Chinese Economic Recovery Tumbles in Q1


After gaining a positive momentum at the end of 2012, Chinese GDP growth slowed to 7.7 percent year-on-year and 1.6 percent quarter-on-quarter in the first quarter of 2013, due to weak industrial output.

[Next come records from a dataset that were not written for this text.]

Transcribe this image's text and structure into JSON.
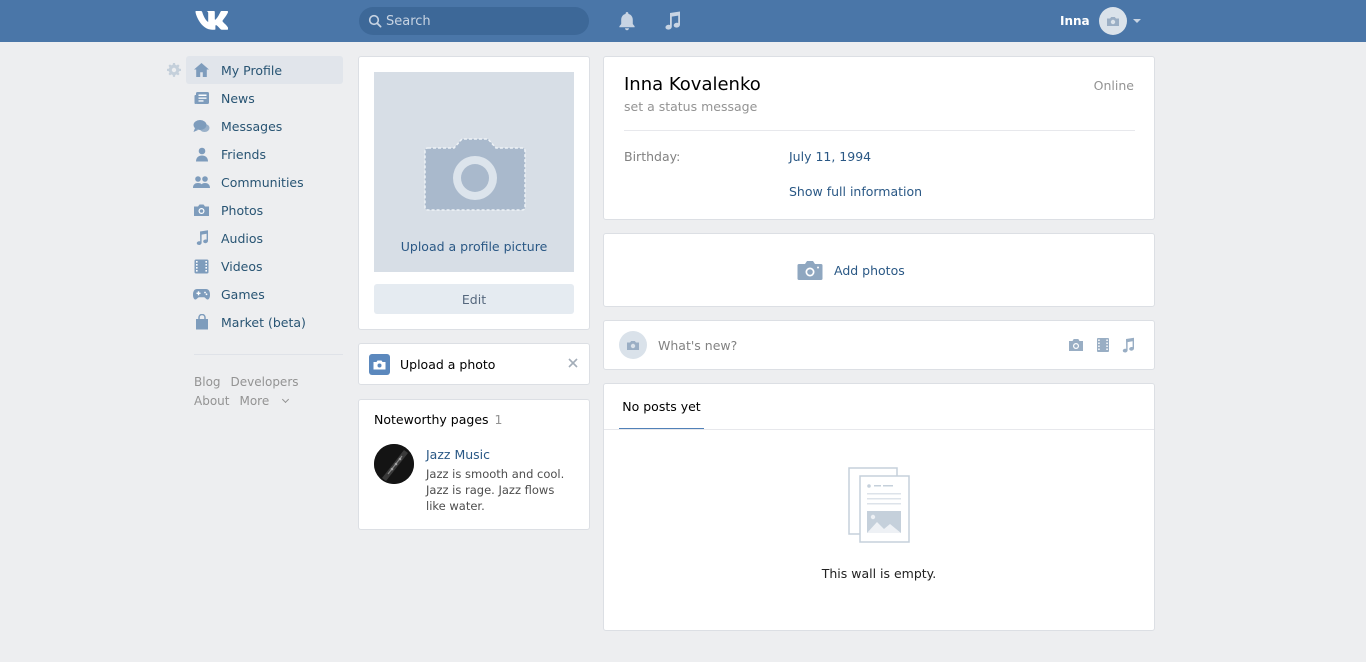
{
  "header": {
    "logo": "vk-logo",
    "search_placeholder": "Search",
    "user_name": "Inna"
  },
  "sidebar": {
    "items": [
      {
        "label": "My Profile",
        "icon": "home-icon"
      },
      {
        "label": "News",
        "icon": "news-icon"
      },
      {
        "label": "Messages",
        "icon": "messages-icon"
      },
      {
        "label": "Friends",
        "icon": "friend-icon"
      },
      {
        "label": "Communities",
        "icon": "communities-icon"
      },
      {
        "label": "Photos",
        "icon": "camera-icon"
      },
      {
        "label": "Audios",
        "icon": "music-note-icon"
      },
      {
        "label": "Videos",
        "icon": "film-icon"
      },
      {
        "label": "Games",
        "icon": "gamepad-icon"
      },
      {
        "label": "Market (beta)",
        "icon": "bag-icon"
      }
    ],
    "footer": {
      "blog": "Blog",
      "developers": "Developers",
      "about": "About",
      "more": "More"
    }
  },
  "profile_photo": {
    "upload_label": "Upload a profile picture",
    "edit_label": "Edit"
  },
  "upload_photo": {
    "label": "Upload a photo"
  },
  "noteworthy": {
    "title": "Noteworthy pages",
    "count": "1",
    "page_name": "Jazz Music",
    "page_description": "Jazz is smooth and cool. Jazz is rage. Jazz flows like water."
  },
  "profile": {
    "name": "Inna Kovalenko",
    "status": "set a status message",
    "online": "Online",
    "birthday_label": "Birthday:",
    "birthday_value": "July 11, 1994",
    "show_full": "Show full information"
  },
  "add_photos": {
    "label": "Add photos"
  },
  "composer": {
    "placeholder": "What's new?"
  },
  "wall": {
    "tab": "No posts yet",
    "empty_text": "This wall is empty."
  },
  "colors": {
    "header_bg": "#4a76a8",
    "page_bg": "#edeef0",
    "link": "#2a5885",
    "icon": "#7e9cbc"
  }
}
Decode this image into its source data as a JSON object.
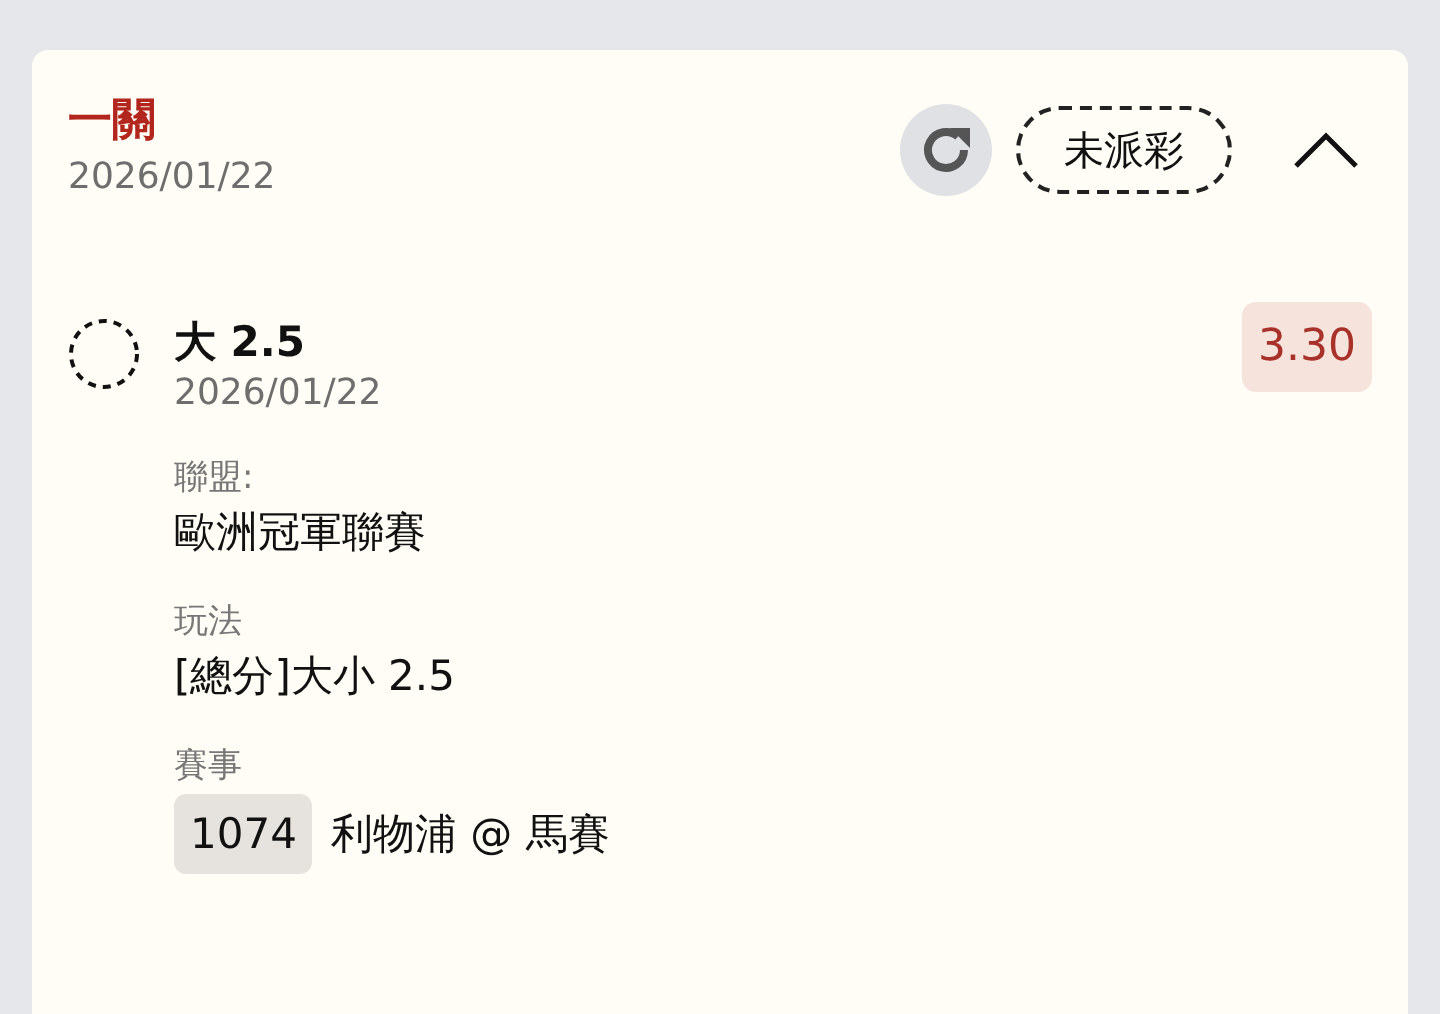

Indeed, in March, industrial production grew only 8.9 percent, after expanding 9.9 percent in January-February period. To make things even worst, the purchasing managers' index (PMI) fell to 50.6 in April from 50.9 in March, indicating a slowdown in manufacturing activity that will led to drop in new export orders. In fact, in March, exports only rose by 10 percent and the country reported a trade deficit of $884 million. Moreover, concerns about a rebound in inflation and high property prices have led the government to unveil on March 1st fresh tightening measures including raising downpayment and mortgage rates on loans for second home buyers in cities where prices have risen too fast and 20 percent tax on gains from sale of properties.  On the positive side, domestic consumption was the main driver of expansion in Q1, contributing 4.3 percentage points to total growth. In fact, in March, retail sales increased 12.6 percent year-on-year, up from 12.2 percent reported in a period earlier.

 

 


In the first quarter, the GDP expanded 7.7 percent, down from 7.9 percent reported a quarter earlier. In March, industrial production grew 8.9 percent, the lowest level since August of 2012.
 
In March, inflation fell to 2.1 percent from a 10-month high of 3.2 percent in February. China may need to raise interest rates should gains in the CPI stay at more than the government inflation target of 3.5 percent.
     

In March, China reported a trade deficit of $884 million as imports rose more than exports.
 
In March, retail sales increased 12.6 percent yoy while imports surged 10 percent yoy.

 


Anna Fedec, anna@tradingeconomics.com
5/13/2013 12:50:08 PM